In a section from the Sermon on the Mount in Matthew 5:38-41, Jesus says this:
38 “You have heard that it was said, ‘AN EYE FOR AN EYE, AND A TOOTH FOR A TOOTH.’ 39 But I say to you, do not resist an evil person; but whoever slaps you on your right cheek, turn the other to him also. 40 If anyone wants to sue you and take your shirt, let him have your coat also. 41 Whoever forces you to go one mile, go with him two. 42 Give to him who asks of you, and do not turn away from him who wants to borrow from you.
Here it is again from Luke 6:27-36:
27 “But I say to you who hear, love your enemies, do good to those who hate you, 28 bless those who curse you, pray for those who mistreat you. 29 Whoever hits you on the cheek, offer him the other also; and whoever takes away your coat, do not withhold your shirt from him either. 30 Give to everyone who asks of you, and whoever takes away what is yours, do not demand it back. 31 Treat others the same way you want them to treat you. 32 If you love those who love you, what credit is that to you?
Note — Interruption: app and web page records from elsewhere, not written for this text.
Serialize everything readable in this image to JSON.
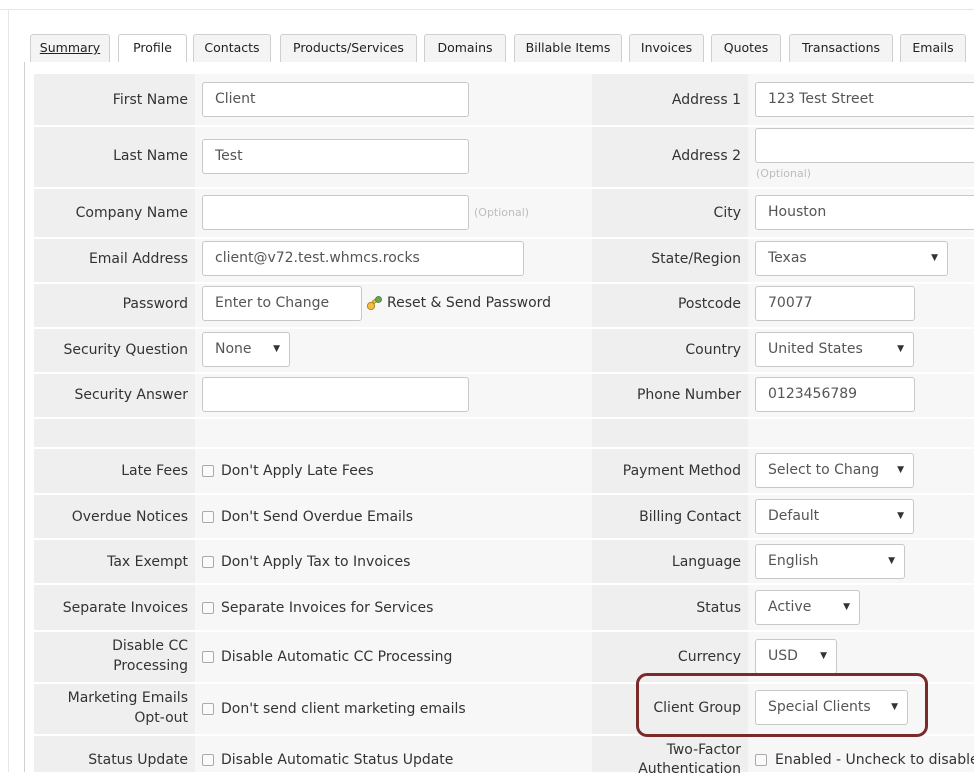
{
  "tabs": [
    {
      "label": "Summary"
    },
    {
      "label": "Profile"
    },
    {
      "label": "Contacts"
    },
    {
      "label": "Products/Services"
    },
    {
      "label": "Domains"
    },
    {
      "label": "Billable Items"
    },
    {
      "label": "Invoices"
    },
    {
      "label": "Quotes"
    },
    {
      "label": "Transactions"
    },
    {
      "label": "Emails"
    }
  ],
  "left": {
    "first_name": {
      "label": "First Name",
      "value": "Client"
    },
    "last_name": {
      "label": "Last Name",
      "value": "Test"
    },
    "company_name": {
      "label": "Company Name",
      "value": "",
      "hint": "(Optional)"
    },
    "email": {
      "label": "Email Address",
      "value": "client@v72.test.whmcs.rocks"
    },
    "password": {
      "label": "Password",
      "placeholder": "Enter to Change",
      "reset_link": "Reset & Send Password"
    },
    "security_question": {
      "label": "Security Question",
      "value": "None"
    },
    "security_answer": {
      "label": "Security Answer",
      "value": ""
    },
    "late_fees": {
      "label": "Late Fees",
      "checkbox": "Don't Apply Late Fees"
    },
    "overdue": {
      "label": "Overdue Notices",
      "checkbox": "Don't Send Overdue Emails"
    },
    "tax_exempt": {
      "label": "Tax Exempt",
      "checkbox": "Don't Apply Tax to Invoices"
    },
    "separate_invoices": {
      "label": "Separate Invoices",
      "checkbox": "Separate Invoices for Services"
    },
    "disable_cc": {
      "label_line1": "Disable CC",
      "label_line2": "Processing",
      "checkbox": "Disable Automatic CC Processing"
    },
    "marketing": {
      "label_line1": "Marketing Emails",
      "label_line2": "Opt-out",
      "checkbox": "Don't send client marketing emails"
    },
    "status_update": {
      "label": "Status Update",
      "checkbox": "Disable Automatic Status Update"
    }
  },
  "right": {
    "address1": {
      "label": "Address 1",
      "value": "123 Test Street"
    },
    "address2": {
      "label": "Address 2",
      "value": "",
      "hint": "(Optional)"
    },
    "city": {
      "label": "City",
      "value": "Houston"
    },
    "state": {
      "label": "State/Region",
      "value": "Texas"
    },
    "postcode": {
      "label": "Postcode",
      "value": "70077"
    },
    "country": {
      "label": "Country",
      "value": "United States"
    },
    "phone": {
      "label": "Phone Number",
      "value": "0123456789"
    },
    "payment_method": {
      "label": "Payment Method",
      "value": "Select to Chang"
    },
    "billing_contact": {
      "label": "Billing Contact",
      "value": "Default"
    },
    "language": {
      "label": "Language",
      "value": "English"
    },
    "status": {
      "label": "Status",
      "value": "Active"
    },
    "currency": {
      "label": "Currency",
      "value": "USD"
    },
    "client_group": {
      "label": "Client Group",
      "value": "Special Clients"
    },
    "two_factor": {
      "label_line1": "Two-Factor",
      "label_line2": "Authentication",
      "checkbox": "Enabled - Uncheck to disable"
    }
  },
  "colors": {
    "highlight": "#7b2a2a",
    "label_bg": "#efefef",
    "field_bg": "#f7f7f7"
  }
}
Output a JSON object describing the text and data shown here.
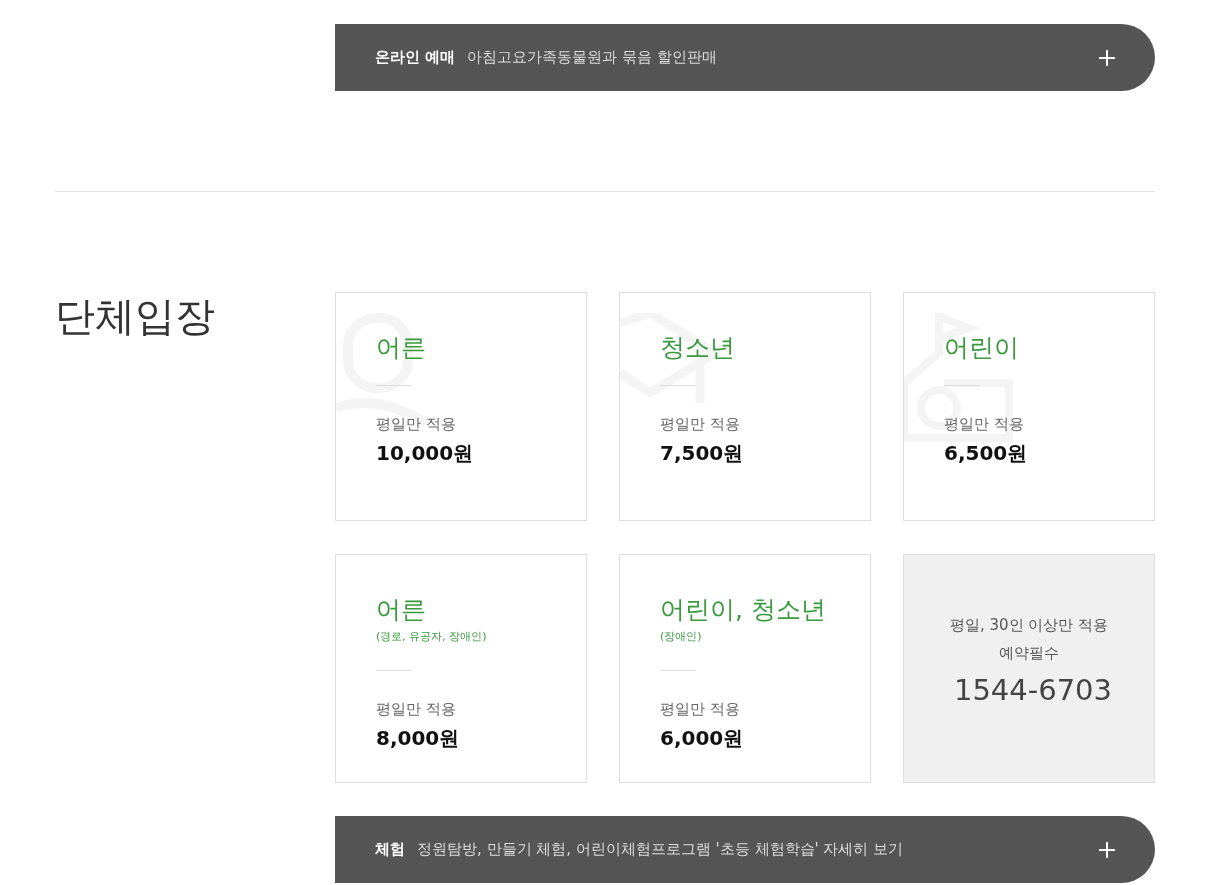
{
  "banners_top": [
    {
      "label": "온라인 예매",
      "text": "아침고요가족동물원과 묶음 할인판매"
    }
  ],
  "section": {
    "title": "단체입장"
  },
  "cards": [
    {
      "kind": "price",
      "title": "어른",
      "note": "평일만 적용",
      "price": "10,000원"
    },
    {
      "kind": "price",
      "title": "청소년",
      "note": "평일만 적용",
      "price": "7,500원"
    },
    {
      "kind": "price",
      "title": "어린이",
      "note": "평일만 적용",
      "price": "6,500원"
    },
    {
      "kind": "price",
      "title": "어른",
      "subtitle": "(경로, 유공자, 장애인)",
      "note": "평일만 적용",
      "price": "8,000원"
    },
    {
      "kind": "price",
      "title": "어린이, 청소년",
      "subtitle": "(장애인)",
      "note": "평일만 적용",
      "price": "6,000원"
    },
    {
      "kind": "info",
      "lines": [
        "평일, 30인 이상만 적용",
        "예약필수"
      ],
      "phone": "1544-6703"
    }
  ],
  "banners_bottom": [
    {
      "label": "체험",
      "text": "정원탐방, 만들기 체험, 어린이체험프로그램 '초등 체험학습' 자세히 보기"
    }
  ]
}
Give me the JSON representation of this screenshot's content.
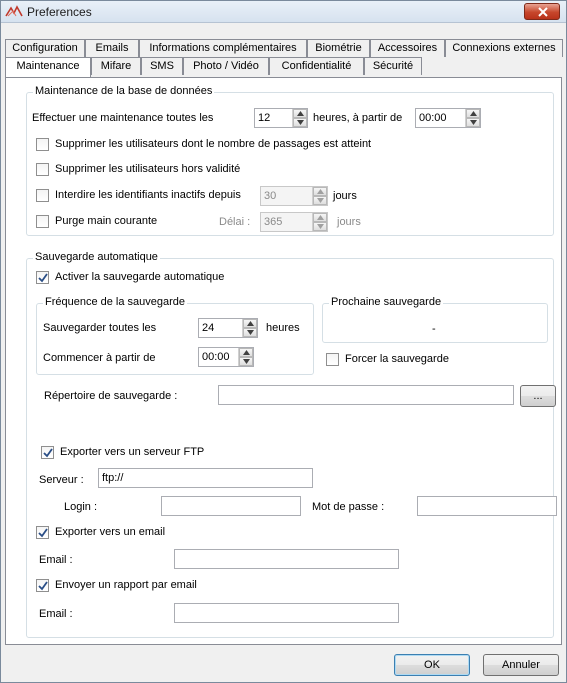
{
  "window": {
    "title": "Preferences"
  },
  "tabs": {
    "row1": [
      "Configuration",
      "Emails",
      "Informations complémentaires",
      "Biométrie",
      "Accessoires",
      "Connexions externes"
    ],
    "row2": [
      "Maintenance",
      "Mifare",
      "SMS",
      "Photo / Vidéo",
      "Confidentialité",
      "Sécurité"
    ],
    "active": "Maintenance"
  },
  "maintenance": {
    "group_title": "Maintenance de la base de données",
    "interval_label": "Effectuer une maintenance toutes les",
    "interval_value": "12",
    "hours_from_label": "heures,  à partir de",
    "start_time": "00:00",
    "delete_max_passages_label": "Supprimer les utilisateurs dont le nombre de passages est atteint",
    "delete_max_passages_checked": false,
    "delete_out_of_validity_label": "Supprimer les utilisateurs hors validité",
    "delete_out_of_validity_checked": false,
    "forbid_inactive_label": "Interdire les identifiants inactifs depuis",
    "forbid_inactive_checked": false,
    "forbid_inactive_days": "30",
    "days_label": "jours",
    "purge_label": "Purge main courante",
    "purge_checked": false,
    "delay_label": "Délai :",
    "purge_delay": "365",
    "purge_days_label": "jours"
  },
  "backup": {
    "group_title": "Sauvegarde automatique",
    "enable_label": "Activer la sauvegarde automatique",
    "enable_checked": true,
    "frequency_title": "Fréquence de la sauvegarde",
    "every_label": "Sauvegarder toutes les",
    "every_value": "24",
    "hours_label": "heures",
    "start_label": "Commencer à partir de",
    "start_value": "00:00",
    "next_title": "Prochaine sauvegarde",
    "next_value": "-",
    "force_label": "Forcer la sauvegarde",
    "force_checked": false,
    "directory_label": "Répertoire de sauvegarde :",
    "directory_value": "",
    "browse_label": "...",
    "ftp_label": "Exporter vers un serveur FTP",
    "ftp_checked": true,
    "server_label": "Serveur :",
    "server_value": "ftp://",
    "login_label": "Login :",
    "login_value": "",
    "password_label": "Mot de passe :",
    "password_value": "",
    "email_export_label": "Exporter vers un email",
    "email_export_checked": true,
    "email_label_1": "Email :",
    "email_value_1": "",
    "report_label": "Envoyer un rapport par email",
    "report_checked": true,
    "email_label_2": "Email :",
    "email_value_2": ""
  },
  "footer": {
    "ok_label": "OK",
    "cancel_label": "Annuler"
  }
}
For even sinners love those who love them. 33 If you do good to those who do good to you, what credit is that to you? For even sinners do the same. 34 If you lend to those from whom you expect to receive, what credit is that to you? Even sinners lend to sinners in order to receive back the same amount. 35 But love your enemies, and do good, and lend, expecting nothing in return; and your reward will be great, and you will be sons of the Most High; for He Himself is kind to ungrateful and evil men. 36 Be merciful, just as your Father is merciful.
There are at least two things that are difficult for us moderns about this teaching. First, it requires me to ask myself, “who is my enemy?” To even ask yourself the question feels like a violation of some kind. We shouldn’t have enemies! We should love everybody! But we think that because we’re stupid. Jesus’ entire teaching here depends on our ability to make distinctions and to be able to identify who our enemies are.
So who are my enemies? I’ve been thinking about this in light of the social upheaval going on all around me. Are my enemies the marxists who live in CHAP? The liberal arts professors who teach at Indiana University? Church leaders who desperately want to be applauded by the culture, and therefore despise Christians who believe the Bible? What about the thief who comes to my house? Surely he’s my enemy, right? What about the guy in my church who makes life difficult for me? Or what about the family member who despises me? Is he my enemy?
It may not be politically correct to notice it, but here’s my observation: I’m white, Christian, male and heterosexual. It is clear to me that many in this country hate me and wish that I would just die. Surely such people should be considered my enemies.
Once we’ve thought about who are enemies are, we can then go on to the question of what it means to actually apply Jesus’ teaching here. It popped out at me this morning that the passage from Matthew 5 doesn’t even use the word “enemy” actually: “But I say to you, do not resist an evil person; but whoever slaps you on your right cheek, turn the other to him also.”
Don’t resist and evil person? Are you serious? How does that comport in any way with gun-toting, conservative American Christianity? Am I really supposed to acquiesce to the demands of an evil person in order to obey this teaching?
If you say “no”, then show me how, practically, to obey this teaching.